[Opening DATA FOR PROCESSING section]

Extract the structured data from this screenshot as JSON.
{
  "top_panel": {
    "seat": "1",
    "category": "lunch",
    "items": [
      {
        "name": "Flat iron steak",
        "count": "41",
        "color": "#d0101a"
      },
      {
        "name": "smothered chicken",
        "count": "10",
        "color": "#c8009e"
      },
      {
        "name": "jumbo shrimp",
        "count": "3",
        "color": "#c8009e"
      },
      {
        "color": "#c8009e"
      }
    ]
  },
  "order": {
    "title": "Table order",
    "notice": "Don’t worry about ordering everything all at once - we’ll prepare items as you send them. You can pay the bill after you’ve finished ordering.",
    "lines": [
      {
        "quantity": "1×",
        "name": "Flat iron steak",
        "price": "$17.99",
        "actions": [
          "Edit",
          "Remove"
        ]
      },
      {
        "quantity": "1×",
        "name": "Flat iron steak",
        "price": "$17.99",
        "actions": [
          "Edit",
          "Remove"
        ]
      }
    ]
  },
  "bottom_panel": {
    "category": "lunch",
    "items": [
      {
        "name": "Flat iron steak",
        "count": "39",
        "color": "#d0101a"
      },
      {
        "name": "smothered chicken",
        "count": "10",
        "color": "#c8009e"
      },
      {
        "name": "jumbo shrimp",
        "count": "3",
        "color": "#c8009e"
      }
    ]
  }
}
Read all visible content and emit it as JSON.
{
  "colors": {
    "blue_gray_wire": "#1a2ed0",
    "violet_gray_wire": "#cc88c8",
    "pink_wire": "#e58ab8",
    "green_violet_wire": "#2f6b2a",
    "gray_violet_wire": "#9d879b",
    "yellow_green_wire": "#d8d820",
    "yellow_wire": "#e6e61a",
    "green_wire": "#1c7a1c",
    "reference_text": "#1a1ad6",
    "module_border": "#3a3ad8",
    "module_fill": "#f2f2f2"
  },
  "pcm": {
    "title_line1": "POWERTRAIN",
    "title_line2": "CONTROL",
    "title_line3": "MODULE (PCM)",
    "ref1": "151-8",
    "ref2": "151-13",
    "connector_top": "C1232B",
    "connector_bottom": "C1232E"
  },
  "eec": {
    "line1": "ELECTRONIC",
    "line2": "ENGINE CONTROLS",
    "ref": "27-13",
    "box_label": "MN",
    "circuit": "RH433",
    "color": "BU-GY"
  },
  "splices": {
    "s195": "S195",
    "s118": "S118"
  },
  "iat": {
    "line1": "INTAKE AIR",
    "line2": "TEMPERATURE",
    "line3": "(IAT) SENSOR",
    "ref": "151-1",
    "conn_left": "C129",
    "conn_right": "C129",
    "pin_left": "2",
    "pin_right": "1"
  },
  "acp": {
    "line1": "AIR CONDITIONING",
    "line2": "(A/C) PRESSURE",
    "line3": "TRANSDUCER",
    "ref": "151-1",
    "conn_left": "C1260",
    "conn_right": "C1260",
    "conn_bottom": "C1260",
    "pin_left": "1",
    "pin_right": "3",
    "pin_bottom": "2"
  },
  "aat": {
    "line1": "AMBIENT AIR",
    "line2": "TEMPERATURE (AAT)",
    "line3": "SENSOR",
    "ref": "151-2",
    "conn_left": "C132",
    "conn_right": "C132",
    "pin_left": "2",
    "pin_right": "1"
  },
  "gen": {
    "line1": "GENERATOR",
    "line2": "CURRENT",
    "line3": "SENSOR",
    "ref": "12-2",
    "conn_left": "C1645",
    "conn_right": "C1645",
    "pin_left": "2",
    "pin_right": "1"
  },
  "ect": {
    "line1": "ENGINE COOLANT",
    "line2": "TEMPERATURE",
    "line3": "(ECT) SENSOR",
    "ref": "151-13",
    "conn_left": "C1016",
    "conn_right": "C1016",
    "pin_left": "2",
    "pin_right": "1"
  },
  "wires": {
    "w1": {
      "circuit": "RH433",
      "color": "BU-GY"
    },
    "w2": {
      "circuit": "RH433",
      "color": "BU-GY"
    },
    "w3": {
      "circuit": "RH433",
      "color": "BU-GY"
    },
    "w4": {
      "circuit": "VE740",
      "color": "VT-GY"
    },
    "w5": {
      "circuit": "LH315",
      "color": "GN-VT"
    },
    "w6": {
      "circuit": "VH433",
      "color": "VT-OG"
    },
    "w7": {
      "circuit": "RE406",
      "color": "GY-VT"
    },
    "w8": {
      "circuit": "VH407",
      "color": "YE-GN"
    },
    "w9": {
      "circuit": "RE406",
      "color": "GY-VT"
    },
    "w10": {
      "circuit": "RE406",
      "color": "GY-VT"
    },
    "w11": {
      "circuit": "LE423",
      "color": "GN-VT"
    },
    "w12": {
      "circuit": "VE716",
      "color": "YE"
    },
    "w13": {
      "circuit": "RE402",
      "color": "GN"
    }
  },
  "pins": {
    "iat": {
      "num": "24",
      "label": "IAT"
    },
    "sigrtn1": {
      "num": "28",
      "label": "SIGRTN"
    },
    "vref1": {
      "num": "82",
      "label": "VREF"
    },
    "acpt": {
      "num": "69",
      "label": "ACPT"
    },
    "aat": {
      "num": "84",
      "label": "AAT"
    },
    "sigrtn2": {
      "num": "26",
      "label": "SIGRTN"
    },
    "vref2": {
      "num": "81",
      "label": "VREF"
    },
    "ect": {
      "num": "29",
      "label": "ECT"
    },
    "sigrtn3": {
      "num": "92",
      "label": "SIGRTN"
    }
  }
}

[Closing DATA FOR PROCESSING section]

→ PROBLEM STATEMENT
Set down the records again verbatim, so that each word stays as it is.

→ WRITTEN SOLUTION
Extract the structured data from this screenshot as JSON.
{
  "top_panel": {
    "seat": "1",
    "category": "lunch",
    "items": [
      {
        "name": "Flat iron steak",
        "count": "41",
        "color": "#d0101a"
      },
      {
        "name": "smothered chicken",
        "count": "10",
        "color": "#c8009e"
      },
      {
        "name": "jumbo shrimp",
        "count": "3",
        "color": "#c8009e"
      },
      {
        "color": "#c8009e"
      }
    ]
  },
  "order": {
    "title": "Table order",
    "notice": "Don’t worry about ordering everything all at once - we’ll prepare items as you send them. You can pay the bill after you’ve finished ordering.",
    "lines": [
      {
        "quantity": "1×",
        "name": "Flat iron steak",
        "price": "$17.99",
        "actions": [
          "Edit",
          "Remove"
        ]
      },
      {
        "quantity": "1×",
        "name": "Flat iron steak",
        "price": "$17.99",
        "actions": [
          "Edit",
          "Remove"
        ]
      }
    ]
  },
  "bottom_panel": {
    "category": "lunch",
    "items": [
      {
        "name": "Flat iron steak",
        "count": "39",
        "color": "#d0101a"
      },
      {
        "name": "smothered chicken",
        "count": "10",
        "color": "#c8009e"
      },
      {
        "name": "jumbo shrimp",
        "count": "3",
        "color": "#c8009e"
      }
    ]
  }
}
Read all visible content and emit it as JSON.
{
  "colors": {
    "blue_gray_wire": "#1a2ed0",
    "violet_gray_wire": "#cc88c8",
    "pink_wire": "#e58ab8",
    "green_violet_wire": "#2f6b2a",
    "gray_violet_wire": "#9d879b",
    "yellow_green_wire": "#d8d820",
    "yellow_wire": "#e6e61a",
    "green_wire": "#1c7a1c",
    "reference_text": "#1a1ad6",
    "module_border": "#3a3ad8",
    "module_fill": "#f2f2f2"
  },
  "pcm": {
    "title_line1": "POWERTRAIN",
    "title_line2": "CONTROL",
    "title_line3": "MODULE (PCM)",
    "ref1": "151-8",
    "ref2": "151-13",
    "connector_top": "C1232B",
    "connector_bottom": "C1232E"
  },
  "eec": {
    "line1": "ELECTRONIC",
    "line2": "ENGINE CONTROLS",
    "ref": "27-13",
    "box_label": "MN",
    "circuit": "RH433",
    "color": "BU-GY"
  },
  "splices": {
    "s195": "S195",
    "s118": "S118"
  },
  "iat": {
    "line1": "INTAKE AIR",
    "line2": "TEMPERATURE",
    "line3": "(IAT) SENSOR",
    "ref": "151-1",
    "conn_left": "C129",
    "conn_right": "C129",
    "pin_left": "2",
    "pin_right": "1"
  },
  "acp": {
    "line1": "AIR CONDITIONING",
    "line2": "(A/C) PRESSURE",
    "line3": "TRANSDUCER",
    "ref": "151-1",
    "conn_left": "C1260",
    "conn_right": "C1260",
    "conn_bottom": "C1260",
    "pin_left": "1",
    "pin_right": "3",
    "pin_bottom": "2"
  },
  "aat": {
    "line1": "AMBIENT AIR",
    "line2": "TEMPERATURE (AAT)",
    "line3": "SENSOR",
    "ref": "151-2",
    "conn_left": "C132",
    "conn_right": "C132",
    "pin_left": "2",
    "pin_right": "1"
  },
  "gen": {
    "line1": "GENERATOR",
    "line2": "CURRENT",
    "line3": "SENSOR",
    "ref": "12-2",
    "conn_left": "C1645",
    "conn_right": "C1645",
    "pin_left": "2",
    "pin_right": "1"
  },
  "ect": {
    "line1": "ENGINE COOLANT",
    "line2": "TEMPERATURE",
    "line3": "(ECT) SENSOR",
    "ref": "151-13",
    "conn_left": "C1016",
    "conn_right": "C1016",
    "pin_left": "2",
    "pin_right": "1"
  },
  "wires": {
    "w1": {
      "circuit": "RH433",
      "color": "BU-GY"
    },
    "w2": {
      "circuit": "RH433",
      "color": "BU-GY"
    },
    "w3": {
      "circuit": "RH433",
      "color": "BU-GY"
    },
    "w4": {
      "circuit": "VE740",
      "color": "VT-GY"
    },
    "w5": {
      "circuit": "LH315",
      "color": "GN-VT"
    },
    "w6": {
      "circuit": "VH433",
      "color": "VT-OG"
    },
    "w7": {
      "circuit": "RE406",
      "color": "GY-VT"
    },
    "w8": {
      "circuit": "VH407",
      "color": "YE-GN"
    },
    "w9": {
      "circuit": "RE406",
      "color": "GY-VT"
    },
    "w10": {
      "circuit": "RE406",
      "color": "GY-VT"
    },
    "w11": {
      "circuit": "LE423",
      "color": "GN-VT"
    },
    "w12": {
      "circuit": "VE716",
      "color": "YE"
    },
    "w13": {
      "circuit": "RE402",
      "color": "GN"
    }
  },
  "pins": {
    "iat": {
      "num": "24",
      "label": "IAT"
    },
    "sigrtn1": {
      "num": "28",
      "label": "SIGRTN"
    },
    "vref1": {
      "num": "82",
      "label": "VREF"
    },
    "acpt": {
      "num": "69",
      "label": "ACPT"
    },
    "aat": {
      "num": "84",
      "label": "AAT"
    },
    "sigrtn2": {
      "num": "26",
      "label": "SIGRTN"
    },
    "vref2": {
      "num": "81",
      "label": "VREF"
    },
    "ect": {
      "num": "29",
      "label": "ECT"
    },
    "sigrtn3": {
      "num": "92",
      "label": "SIGRTN"
    }
  }
}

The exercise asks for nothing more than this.